Are you struggling to find that creative spark? You’re not alone. Many artists, from novices to masters, grapple with the elusive muse of inspiration.
The Mystical Realm of Inspiration
But where does the inspiration for such work originate? The Kenny Scharf artwork serves as a good example of how inspiration can be drawn from a multitude of sources. His pieces often blend pop culture with abstract elements, creating a unique visual language. Let’s take a closer look!
The Power of Observation
Observation stands as a cornerstone for artistic inspiration. Artists often find themselves engrossed in the world around them, absorbing details that others might overlook. A fleeting moment, a subtle expression, or even the intricate pattern of a leaf can spark an idea. Observation isn’t merely seeing; it’s a deep form of engagement with one’s surroundings.
Emotions often serve as a potent catalyst for artistic creation. Whether it’s joy, sorrow, anger, or love, these feelings can manifest in art in unexpected ways. Artists channel their emotional experiences into their work, transforming intangible emotions into tangible forms. This process not only serves as a therapeutic outlet but also resonates with the audience, making the artwork universally relatable.

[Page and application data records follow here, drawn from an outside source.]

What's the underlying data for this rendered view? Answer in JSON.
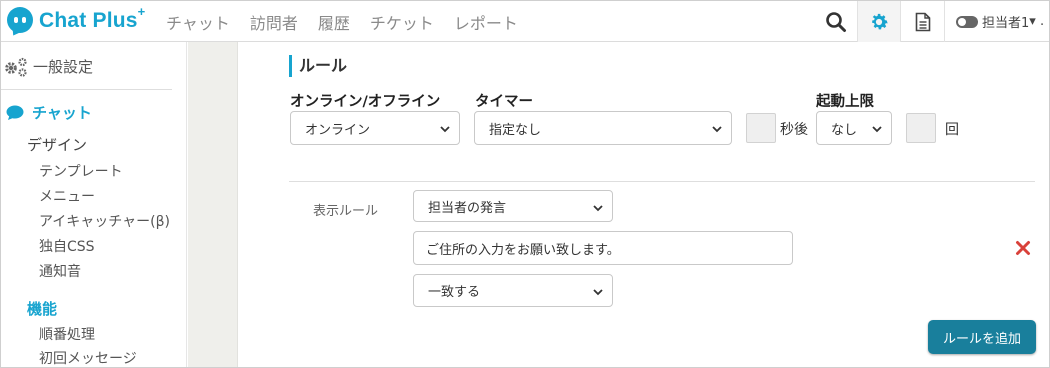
{
  "app": {
    "logo_text": "Chat Plus",
    "logo_plus": "+"
  },
  "nav": {
    "items": [
      {
        "label": "チャット"
      },
      {
        "label": "訪問者"
      },
      {
        "label": "履歴"
      },
      {
        "label": "チケット"
      },
      {
        "label": "レポート"
      }
    ]
  },
  "toolbar": {
    "user_label": "担当者1",
    "user_suffix": "▾ .",
    "accent": "#17a4cf"
  },
  "sidebar": {
    "general": "一般設定",
    "chat": "チャット",
    "design": "デザイン",
    "design_items": [
      {
        "label": "テンプレート"
      },
      {
        "label": "メニュー"
      },
      {
        "label": "アイキャッチャー(β)"
      },
      {
        "label": "独自CSS"
      },
      {
        "label": "通知音"
      }
    ],
    "function": "機能",
    "function_items": [
      {
        "label": "順番処理"
      },
      {
        "label": "初回メッセージ"
      }
    ]
  },
  "main": {
    "section_title": "ルール",
    "online_label": "オンライン/オフライン",
    "online_value": "オンライン",
    "timer_label": "タイマー",
    "timer_value": "指定なし",
    "seconds_after": "秒後",
    "limit_label": "起動上限",
    "limit_value": "なし",
    "times_unit": "回",
    "display_rule_label": "表示ルール",
    "rule_target_value": "担当者の発言",
    "rule_text_value": "ご住所の入力をお願い致します。",
    "rule_match_value": "一致する",
    "add_rule_button": "ルールを追加"
  }
}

Culture plays a significant role in shaping an artist’s vision. The traditions, norms, and values of a society can deeply influence the themes and techniques an artist employs. For instance, Japanese artists might incorporate elements of “Wabi-sabi,” the art of imperfection, into their work. Similarly, an artist from a vibrant, bustling city might produce art that reflects the dynamism and chaos of urban life.
Art doesn’t exist in a vacuum. It’s often a response or a reflection of the times. Artists frequently draw inspiration from historical events, political movements, or social issues. This contextual backdrop not only enriches the artwork but also makes it a part of a larger narrative. For example, the Dada movement emerged as a reaction to the horrors of World War I, challenging conventional artistic norms.
While artists may not always explicitly narrate their life stories through their work, personal experiences inevitably seep into their creations. These experiences add a layer of authenticity and uniqueness to the art, making it a true extension of the artist’s identity. Personal experiences can range from travel and relationships to more profound life events, each contributing its own hue to the artist’s palette of inspiration.
The Role of Other Art Forms
Artistic inspiration isn’t confined to a single medium. Many artists find their creative juices flowing when exposed to different art forms. A musician might be inspired by a piece of sculpture, while a painter could find motivation in a poetic verse. This cross-pollination of artistic mediums enriches the creative process, opening new avenues for expression.
The Unpredictability of Inspiration
Inspiration is capricious, often striking when least expected. It’s not something that can be summoned at will, nor can it be forced. Artists, therefore, cultivate habits that allow them to remain open to inspiration whenever it chooses to appear. Some keep a sketchbook or a journal to jot down ideas as they come, while others might take long walks to clear their minds and make room for new thoughts.
The Everlasting Quest
The pursuit of inspiration is an ongoing journey, fraught with challenges but also filled with endless possibilities. Artists employ a myriad of methods to find their muse, from keen observation and emotional exploration to cultural immersion and historical context. While the sources of inspiration may vary, the quest for that elusive spark remains a universal endeavor, uniting artists in their shared journey towards creative fulfillment.
By understanding these facets of inspiration, not only do artists enrich their own creative processes, but they also contribute to a broader understanding of what it means to create. So, the next time you find yourself in a creative rut, remember: inspiration is everywhere—you just need to know where to look.